Posted by Beth Anne Quinlan, PhD Avian Sciences on 2/29/2020 to Wild Birds
Over the weekend, my husband and I were sipping our coffee on our back porch while looking into the yard and enjoying all that nature had to offer that morning. Our yard, and both of our neighbors, was filled with dozens of American robins searching for food. It reminded us of the starlings that would group in our yard in Ohio each fall. So Tim asked, “Given that we have robins year-round, why are they exhibiting migration-like behavior? Robins don’t migrate, do they?” Great question!
Migration Patterns in Birds
There are a number of avian migration patterns – continuous, periodic (such as annual migrations), and one-way (typical of juveniles). Cyclic migrations include birds living in one habitat and heading to and from feeding areas daily, those that migrate annually, and those that migrate back and forth for a change of range. To make this more complex, not all species have a complete migration—several have partial migrations (some migrate while others stay put) and others (such as Juncos) have differential migration, where some members of the population travel different distances than others (in the case of the Juncos, the females and young go farther).
Migration in Robins
So what about the robins?
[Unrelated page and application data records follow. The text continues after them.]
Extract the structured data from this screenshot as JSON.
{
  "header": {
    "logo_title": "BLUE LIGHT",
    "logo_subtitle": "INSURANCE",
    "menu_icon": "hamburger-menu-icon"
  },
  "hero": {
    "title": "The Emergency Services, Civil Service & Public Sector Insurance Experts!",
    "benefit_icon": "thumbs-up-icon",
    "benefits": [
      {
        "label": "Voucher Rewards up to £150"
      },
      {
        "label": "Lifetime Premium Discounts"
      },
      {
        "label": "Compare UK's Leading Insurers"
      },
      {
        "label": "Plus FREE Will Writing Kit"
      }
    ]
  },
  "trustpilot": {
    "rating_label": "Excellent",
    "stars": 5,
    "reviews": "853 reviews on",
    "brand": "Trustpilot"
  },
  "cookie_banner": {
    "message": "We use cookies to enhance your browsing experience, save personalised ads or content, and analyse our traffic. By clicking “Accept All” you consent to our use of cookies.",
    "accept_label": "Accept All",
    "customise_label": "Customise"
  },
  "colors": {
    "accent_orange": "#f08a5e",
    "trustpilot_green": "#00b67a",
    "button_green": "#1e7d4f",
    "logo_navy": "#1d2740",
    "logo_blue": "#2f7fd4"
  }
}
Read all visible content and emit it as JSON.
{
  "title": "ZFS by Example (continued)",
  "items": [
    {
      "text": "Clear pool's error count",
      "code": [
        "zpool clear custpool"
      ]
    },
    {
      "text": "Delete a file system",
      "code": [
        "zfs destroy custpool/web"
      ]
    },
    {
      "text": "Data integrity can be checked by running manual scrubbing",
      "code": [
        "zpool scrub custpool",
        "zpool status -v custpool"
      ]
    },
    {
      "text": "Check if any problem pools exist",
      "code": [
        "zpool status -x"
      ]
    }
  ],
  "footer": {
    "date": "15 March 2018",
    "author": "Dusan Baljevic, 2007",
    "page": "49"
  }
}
American robins have partial migrations. So, some stay put while others head south during the winter. Robins migrate in response to food availability rather than temperature. When wintering in cold climates, they dine on fruit and move about as food sources become depleted. As the temperature warms to above 37 F, insects and worms become available and American robins take advantage of these preferred food sources.
Is Spring Here?
My mother used to say that she knew it was spring because she saw the first robin of spring. We lived in Northern Michigan at that time, an area where robins are only seen during their breeding season. If you live in the USA and not near the Canadian border, how can you tell that spring is here and the robins you see have arrived at their breeding territory? By their song. American robins sing upon arrival at their breeding territory.
Want to enjoy birds year-round without them leaving you for a better food source? Consider adding a bird figurine or hanging bird to your home—they add the joy of birds and won’t leave you for a better food source.